--- MATERIAL FOR THIS TASK ---

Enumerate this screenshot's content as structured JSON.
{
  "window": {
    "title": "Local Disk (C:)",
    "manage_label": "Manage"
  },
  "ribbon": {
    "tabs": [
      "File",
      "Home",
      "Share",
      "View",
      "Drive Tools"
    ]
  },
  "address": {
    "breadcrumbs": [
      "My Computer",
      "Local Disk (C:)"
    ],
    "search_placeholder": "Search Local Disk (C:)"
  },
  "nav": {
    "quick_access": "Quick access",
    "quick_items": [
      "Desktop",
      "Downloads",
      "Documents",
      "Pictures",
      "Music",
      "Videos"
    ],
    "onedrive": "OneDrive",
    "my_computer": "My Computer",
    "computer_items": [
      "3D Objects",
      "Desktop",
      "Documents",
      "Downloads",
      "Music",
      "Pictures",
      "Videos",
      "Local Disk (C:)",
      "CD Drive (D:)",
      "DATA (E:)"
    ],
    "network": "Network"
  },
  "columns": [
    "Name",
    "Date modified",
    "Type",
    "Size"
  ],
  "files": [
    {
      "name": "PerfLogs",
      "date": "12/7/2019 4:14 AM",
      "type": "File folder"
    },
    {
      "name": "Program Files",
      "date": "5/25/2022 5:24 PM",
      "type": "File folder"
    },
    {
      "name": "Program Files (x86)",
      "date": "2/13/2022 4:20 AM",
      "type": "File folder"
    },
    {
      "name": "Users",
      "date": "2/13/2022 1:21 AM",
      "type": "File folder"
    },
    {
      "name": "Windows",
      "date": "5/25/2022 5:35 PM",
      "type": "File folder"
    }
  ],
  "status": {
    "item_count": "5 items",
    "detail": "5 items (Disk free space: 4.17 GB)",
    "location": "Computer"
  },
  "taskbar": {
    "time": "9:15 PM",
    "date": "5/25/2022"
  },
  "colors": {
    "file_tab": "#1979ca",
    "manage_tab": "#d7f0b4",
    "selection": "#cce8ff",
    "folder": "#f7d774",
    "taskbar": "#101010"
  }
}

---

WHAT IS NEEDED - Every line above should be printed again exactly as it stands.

RESPONSE BELOW -
Enumerate this screenshot's content as structured JSON.
{
  "window": {
    "title": "Local Disk (C:)",
    "manage_label": "Manage"
  },
  "ribbon": {
    "tabs": [
      "File",
      "Home",
      "Share",
      "View",
      "Drive Tools"
    ]
  },
  "address": {
    "breadcrumbs": [
      "My Computer",
      "Local Disk (C:)"
    ],
    "search_placeholder": "Search Local Disk (C:)"
  },
  "nav": {
    "quick_access": "Quick access",
    "quick_items": [
      "Desktop",
      "Downloads",
      "Documents",
      "Pictures",
      "Music",
      "Videos"
    ],
    "onedrive": "OneDrive",
    "my_computer": "My Computer",
    "computer_items": [
      "3D Objects",
      "Desktop",
      "Documents",
      "Downloads",
      "Music",
      "Pictures",
      "Videos",
      "Local Disk (C:)",
      "CD Drive (D:)",
      "DATA (E:)"
    ],
    "network": "Network"
  },
  "columns": [
    "Name",
    "Date modified",
    "Type",
    "Size"
  ],
  "files": [
    {
      "name": "PerfLogs",
      "date": "12/7/2019 4:14 AM",
      "type": "File folder"
    },
    {
      "name": "Program Files",
      "date": "5/25/2022 5:24 PM",
      "type": "File folder"
    },
    {
      "name": "Program Files (x86)",
      "date": "2/13/2022 4:20 AM",
      "type": "File folder"
    },
    {
      "name": "Users",
      "date": "2/13/2022 1:21 AM",
      "type": "File folder"
    },
    {
      "name": "Windows",
      "date": "5/25/2022 5:35 PM",
      "type": "File folder"
    }
  ],
  "status": {
    "item_count": "5 items",
    "detail": "5 items (Disk free space: 4.17 GB)",
    "location": "Computer"
  },
  "taskbar": {
    "time": "9:15 PM",
    "date": "5/25/2022"
  },
  "colors": {
    "file_tab": "#1979ca",
    "manage_tab": "#d7f0b4",
    "selection": "#cce8ff",
    "folder": "#f7d774",
    "taskbar": "#101010"
  }
}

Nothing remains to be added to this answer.